Today, during Sony’s quarterly conference call for investors and analysts, chief financial officer Hiroki Totoki was asked to comment on Microsoft’s acquisition of Activision Blizzard, VR, and more.

Totoki-san mentioned that it’s difficult for Sony to say anything about the deal between Microsoft and Activision Blizzard. He added that the acquisition isn’t completed yet and Sony doesn’t have a clear picture of what kind of business model changes will happen. Due to that, they don’t want to speculate.

Rather, they prefer to pursue and execute their own strategy at the right timing and they want to focus on that.

Totoki-san also talked about VR, mentioning that there is room for evolution on both hardware and software sides, so Sony expects that the market is going to expand.

Sony already announced its first-party game Horizon Call of the Mountain; with PlayStation VR2‘s technology and content like Horizon, the company intends to enhance its presence in the VR market.

Then Totoki-san talked about Sony’s predictions for PS5 sales in the next fiscal year (between April 2022 and March 2021), mentioning that the market demand is high enough that it would allow achieving record-high sales.

Sony is working closely with partner companies supplying companies and they hope they can make such record performance happen, but due to the continued disruption of the supply chain, it’s impossible to say for sure what will happen next year.

That being said, Totoki-san mentioned that it’s important to have a high target. By setting a lower target Sony could relax and actually aim for that. A more exact forecast for the fiscal year 2022 will be shared down the line in the consolidated performance report. It’s worth mentioning that Sony had to slash its forecast for the current fiscal year.

Speaking of strategic investments for PlayStation, Sony is looking at the future upside potential deals may have and that is the criteria for making investment decisions, including whether they can generate a premium and how that premium can be rationalized.

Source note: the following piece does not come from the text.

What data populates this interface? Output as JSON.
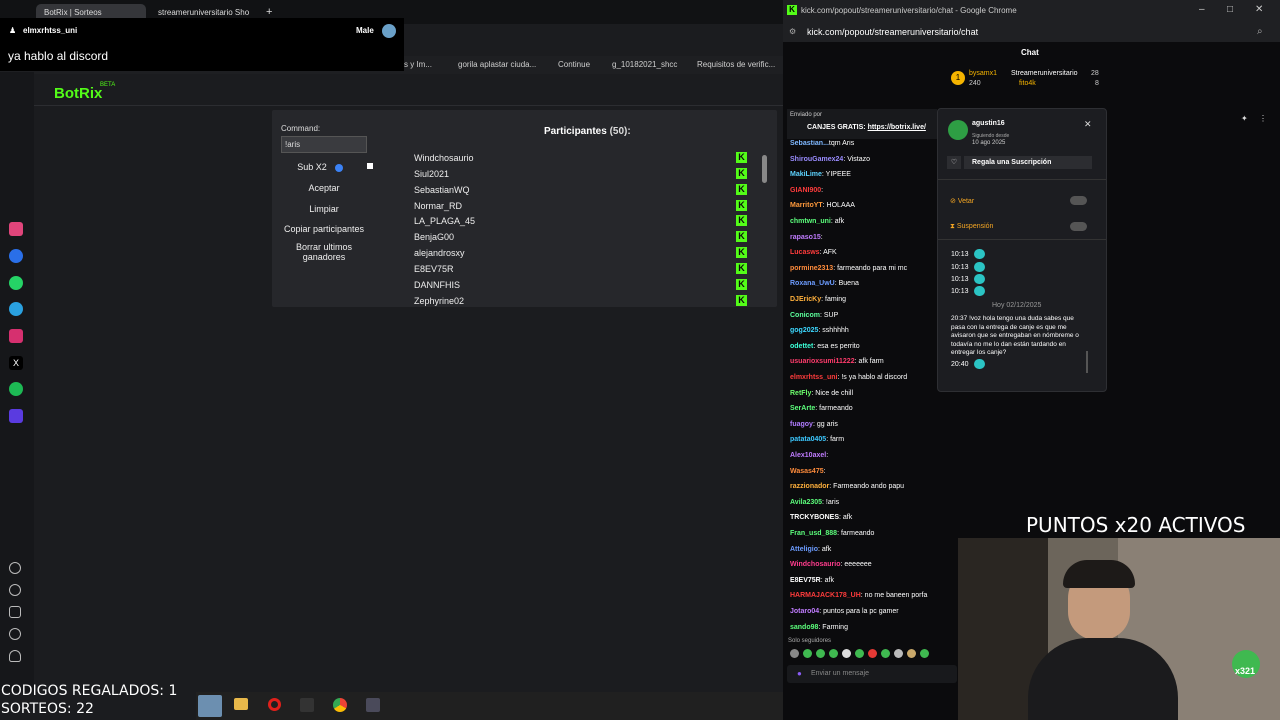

In terms of scale, Sony will study closely its financial capabilities and the risks in order to decide on any investment. Asked whether they’d rather fully purchase studios or make only partial investments, Totoki-san explained that if the target is a good company, they’d like to purchase 100% of it. A more limited involvement would possibly cause issues in creating a good alliance, so Sony will consider this aiming for long-term partnerships

If you’d like to learn more about Sony’s financial performance on top of official shipment numbers for PS5 and PS4, you can check out our dedicated article.

About the author

Giuseppe Nelva

Proud weeb hailing from sunny (not as much as people think) Italy and long-standing gamer since the age of Mattel Intellivision and Sinclair ZX Spectrum. Definitely a multi-platform gamer, he still holds the old dear PC nearest to his heart, while not disregarding any console on the market. RPGs (of any nationality), MMORPGs, and visual novels are his daily bread, but he enjoys almost every other genre, prominently racing simulators, action and sandbox games. He is also one of the few surviving fans on Earth of the flight simulator genre.